[MATERIAL SUPPLIED Boundary: Start]

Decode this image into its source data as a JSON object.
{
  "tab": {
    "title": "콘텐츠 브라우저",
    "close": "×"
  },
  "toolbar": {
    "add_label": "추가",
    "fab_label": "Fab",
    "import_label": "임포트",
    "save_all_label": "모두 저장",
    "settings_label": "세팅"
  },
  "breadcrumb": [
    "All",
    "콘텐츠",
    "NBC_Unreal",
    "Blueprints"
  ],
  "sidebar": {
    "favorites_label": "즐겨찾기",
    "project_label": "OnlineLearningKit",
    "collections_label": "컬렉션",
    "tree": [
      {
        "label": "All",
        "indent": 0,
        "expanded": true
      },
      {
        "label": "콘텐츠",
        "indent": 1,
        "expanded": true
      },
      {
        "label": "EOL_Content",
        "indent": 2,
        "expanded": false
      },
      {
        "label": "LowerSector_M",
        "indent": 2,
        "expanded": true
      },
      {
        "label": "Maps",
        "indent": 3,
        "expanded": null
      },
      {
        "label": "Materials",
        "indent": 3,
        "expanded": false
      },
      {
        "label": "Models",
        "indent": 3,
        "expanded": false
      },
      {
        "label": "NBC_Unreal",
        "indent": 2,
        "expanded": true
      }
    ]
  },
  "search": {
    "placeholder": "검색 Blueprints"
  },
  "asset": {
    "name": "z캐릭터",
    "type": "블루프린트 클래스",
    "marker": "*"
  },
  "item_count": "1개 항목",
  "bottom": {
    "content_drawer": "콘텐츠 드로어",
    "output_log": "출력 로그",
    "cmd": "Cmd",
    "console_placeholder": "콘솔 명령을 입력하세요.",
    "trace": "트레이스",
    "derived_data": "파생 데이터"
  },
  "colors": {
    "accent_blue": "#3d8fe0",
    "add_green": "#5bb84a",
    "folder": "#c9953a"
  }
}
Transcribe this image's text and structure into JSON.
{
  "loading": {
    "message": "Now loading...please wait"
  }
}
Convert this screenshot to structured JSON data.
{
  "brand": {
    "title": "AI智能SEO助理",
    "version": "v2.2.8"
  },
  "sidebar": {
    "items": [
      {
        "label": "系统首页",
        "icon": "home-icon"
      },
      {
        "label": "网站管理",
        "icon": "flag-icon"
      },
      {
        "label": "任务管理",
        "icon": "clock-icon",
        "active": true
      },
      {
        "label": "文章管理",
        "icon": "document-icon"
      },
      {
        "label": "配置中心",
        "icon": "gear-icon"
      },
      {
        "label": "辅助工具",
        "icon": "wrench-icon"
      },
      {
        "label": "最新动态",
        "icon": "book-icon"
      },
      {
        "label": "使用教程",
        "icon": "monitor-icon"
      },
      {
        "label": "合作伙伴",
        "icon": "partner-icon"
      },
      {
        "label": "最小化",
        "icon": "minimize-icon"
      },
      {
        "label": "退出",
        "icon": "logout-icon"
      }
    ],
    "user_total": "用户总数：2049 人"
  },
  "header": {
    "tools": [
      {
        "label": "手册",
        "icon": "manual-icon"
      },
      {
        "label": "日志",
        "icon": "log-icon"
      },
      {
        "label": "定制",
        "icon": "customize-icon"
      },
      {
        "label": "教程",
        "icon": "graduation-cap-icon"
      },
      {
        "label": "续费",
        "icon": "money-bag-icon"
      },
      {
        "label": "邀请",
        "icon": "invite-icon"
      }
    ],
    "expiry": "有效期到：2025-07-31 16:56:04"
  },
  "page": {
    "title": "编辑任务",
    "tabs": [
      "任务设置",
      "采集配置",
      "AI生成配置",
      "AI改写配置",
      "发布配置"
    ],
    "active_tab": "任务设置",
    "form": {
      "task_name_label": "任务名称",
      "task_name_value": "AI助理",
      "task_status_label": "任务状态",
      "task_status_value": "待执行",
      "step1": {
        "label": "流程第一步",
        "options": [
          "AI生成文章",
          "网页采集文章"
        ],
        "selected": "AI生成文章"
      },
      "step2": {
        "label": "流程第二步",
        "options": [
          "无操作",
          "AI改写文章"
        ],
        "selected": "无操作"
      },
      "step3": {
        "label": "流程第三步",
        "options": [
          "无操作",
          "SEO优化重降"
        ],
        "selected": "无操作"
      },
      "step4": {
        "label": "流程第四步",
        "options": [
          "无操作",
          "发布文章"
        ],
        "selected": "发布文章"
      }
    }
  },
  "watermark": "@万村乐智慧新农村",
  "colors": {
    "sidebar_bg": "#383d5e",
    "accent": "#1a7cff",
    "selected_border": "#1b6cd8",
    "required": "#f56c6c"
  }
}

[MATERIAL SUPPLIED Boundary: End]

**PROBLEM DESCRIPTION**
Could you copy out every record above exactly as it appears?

**OUTPUT FOR THIS EXERCISE**
Decode this image into its source data as a JSON object.
{
  "tab": {
    "title": "콘텐츠 브라우저",
    "close": "×"
  },
  "toolbar": {
    "add_label": "추가",
    "fab_label": "Fab",
    "import_label": "임포트",
    "save_all_label": "모두 저장",
    "settings_label": "세팅"
  },
  "breadcrumb": [
    "All",
    "콘텐츠",
    "NBC_Unreal",
    "Blueprints"
  ],
  "sidebar": {
    "favorites_label": "즐겨찾기",
    "project_label": "OnlineLearningKit",
    "collections_label": "컬렉션",
    "tree": [
      {
        "label": "All",
        "indent": 0,
        "expanded": true
      },
      {
        "label": "콘텐츠",
        "indent": 1,
        "expanded": true
      },
      {
        "label": "EOL_Content",
        "indent": 2,
        "expanded": false
      },
      {
        "label": "LowerSector_M",
        "indent": 2,
        "expanded": true
      },
      {
        "label": "Maps",
        "indent": 3,
        "expanded": null
      },
      {
        "label": "Materials",
        "indent": 3,
        "expanded": false
      },
      {
        "label": "Models",
        "indent": 3,
        "expanded": false
      },
      {
        "label": "NBC_Unreal",
        "indent": 2,
        "expanded": true
      }
    ]
  },
  "search": {
    "placeholder": "검색 Blueprints"
  },
  "asset": {
    "name": "z캐릭터",
    "type": "블루프린트 클래스",
    "marker": "*"
  },
  "item_count": "1개 항목",
  "bottom": {
    "content_drawer": "콘텐츠 드로어",
    "output_log": "출력 로그",
    "cmd": "Cmd",
    "console_placeholder": "콘솔 명령을 입력하세요.",
    "trace": "트레이스",
    "derived_data": "파생 데이터"
  },
  "colors": {
    "accent_blue": "#3d8fe0",
    "add_green": "#5bb84a",
    "folder": "#c9953a"
  }
}
Transcribe this image's text and structure into JSON.
{
  "loading": {
    "message": "Now loading...please wait"
  }
}
Convert this screenshot to structured JSON data.
{
  "brand": {
    "title": "AI智能SEO助理",
    "version": "v2.2.8"
  },
  "sidebar": {
    "items": [
      {
        "label": "系统首页",
        "icon": "home-icon"
      },
      {
        "label": "网站管理",
        "icon": "flag-icon"
      },
      {
        "label": "任务管理",
        "icon": "clock-icon",
        "active": true
      },
      {
        "label": "文章管理",
        "icon": "document-icon"
      },
      {
        "label": "配置中心",
        "icon": "gear-icon"
      },
      {
        "label": "辅助工具",
        "icon": "wrench-icon"
      },
      {
        "label": "最新动态",
        "icon": "book-icon"
      },
      {
        "label": "使用教程",
        "icon": "monitor-icon"
      },
      {
        "label": "合作伙伴",
        "icon": "partner-icon"
      },
      {
        "label": "最小化",
        "icon": "minimize-icon"
      },
      {
        "label": "退出",
        "icon": "logout-icon"
      }
    ],
    "user_total": "用户总数：2049 人"
  },
  "header": {
    "tools": [
      {
        "label": "手册",
        "icon": "manual-icon"
      },
      {
        "label": "日志",
        "icon": "log-icon"
      },
      {
        "label": "定制",
        "icon": "customize-icon"
      },
      {
        "label": "教程",
        "icon": "graduation-cap-icon"
      },
      {
        "label": "续费",
        "icon": "money-bag-icon"
      },
      {
        "label": "邀请",
        "icon": "invite-icon"
      }
    ],
    "expiry": "有效期到：2025-07-31 16:56:04"
  },
  "page": {
    "title": "编辑任务",
    "tabs": [
      "任务设置",
      "采集配置",
      "AI生成配置",
      "AI改写配置",
      "发布配置"
    ],
    "active_tab": "任务设置",
    "form": {
      "task_name_label": "任务名称",
      "task_name_value": "AI助理",
      "task_status_label": "任务状态",
      "task_status_value": "待执行",
      "step1": {
        "label": "流程第一步",
        "options": [
          "AI生成文章",
          "网页采集文章"
        ],
        "selected": "AI生成文章"
      },
      "step2": {
        "label": "流程第二步",
        "options": [
          "无操作",
          "AI改写文章"
        ],
        "selected": "无操作"
      },
      "step3": {
        "label": "流程第三步",
        "options": [
          "无操作",
          "SEO优化重降"
        ],
        "selected": "无操作"
      },
      "step4": {
        "label": "流程第四步",
        "options": [
          "无操作",
          "发布文章"
        ],
        "selected": "发布文章"
      }
    }
  },
  "watermark": "@万村乐智慧新农村",
  "colors": {
    "sidebar_bg": "#383d5e",
    "accent": "#1a7cff",
    "selected_border": "#1b6cd8",
    "required": "#f56c6c"
  }
}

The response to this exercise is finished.